### Input data:
▼
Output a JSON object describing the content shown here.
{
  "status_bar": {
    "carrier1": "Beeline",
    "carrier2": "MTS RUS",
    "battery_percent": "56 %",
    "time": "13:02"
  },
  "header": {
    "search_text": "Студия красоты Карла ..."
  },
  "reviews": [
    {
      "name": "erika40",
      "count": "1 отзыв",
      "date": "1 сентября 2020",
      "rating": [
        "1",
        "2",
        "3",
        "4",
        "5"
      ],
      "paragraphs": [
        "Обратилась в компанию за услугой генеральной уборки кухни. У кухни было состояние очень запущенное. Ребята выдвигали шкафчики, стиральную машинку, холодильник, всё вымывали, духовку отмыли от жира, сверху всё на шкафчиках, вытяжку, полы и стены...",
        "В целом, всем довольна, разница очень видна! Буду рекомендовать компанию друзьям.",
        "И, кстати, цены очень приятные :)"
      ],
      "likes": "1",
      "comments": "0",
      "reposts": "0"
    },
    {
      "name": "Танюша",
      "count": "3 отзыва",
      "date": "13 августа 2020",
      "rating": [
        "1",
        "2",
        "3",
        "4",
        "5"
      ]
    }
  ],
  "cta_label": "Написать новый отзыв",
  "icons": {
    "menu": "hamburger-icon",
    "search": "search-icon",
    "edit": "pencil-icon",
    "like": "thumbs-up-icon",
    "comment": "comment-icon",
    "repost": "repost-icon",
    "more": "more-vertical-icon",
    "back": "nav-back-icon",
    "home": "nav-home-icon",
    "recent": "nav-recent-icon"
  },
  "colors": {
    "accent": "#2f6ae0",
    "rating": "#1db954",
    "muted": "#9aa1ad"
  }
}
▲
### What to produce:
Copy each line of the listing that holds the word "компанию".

### Answer for this exercise:
        "Обратилась в компанию за услугой генеральной уборки кухни. У кухни было состояние очень запущенное. Ребята выдвигали шкафчики, стиральную машинку, холодильник, всё вымывали, духовку отмыли от жира, сверху всё на шкафчиках, вытяжку, полы и стены...",
        "В целом, всем довольна, разница очень видна! Буду рекомендовать компанию друзьям.",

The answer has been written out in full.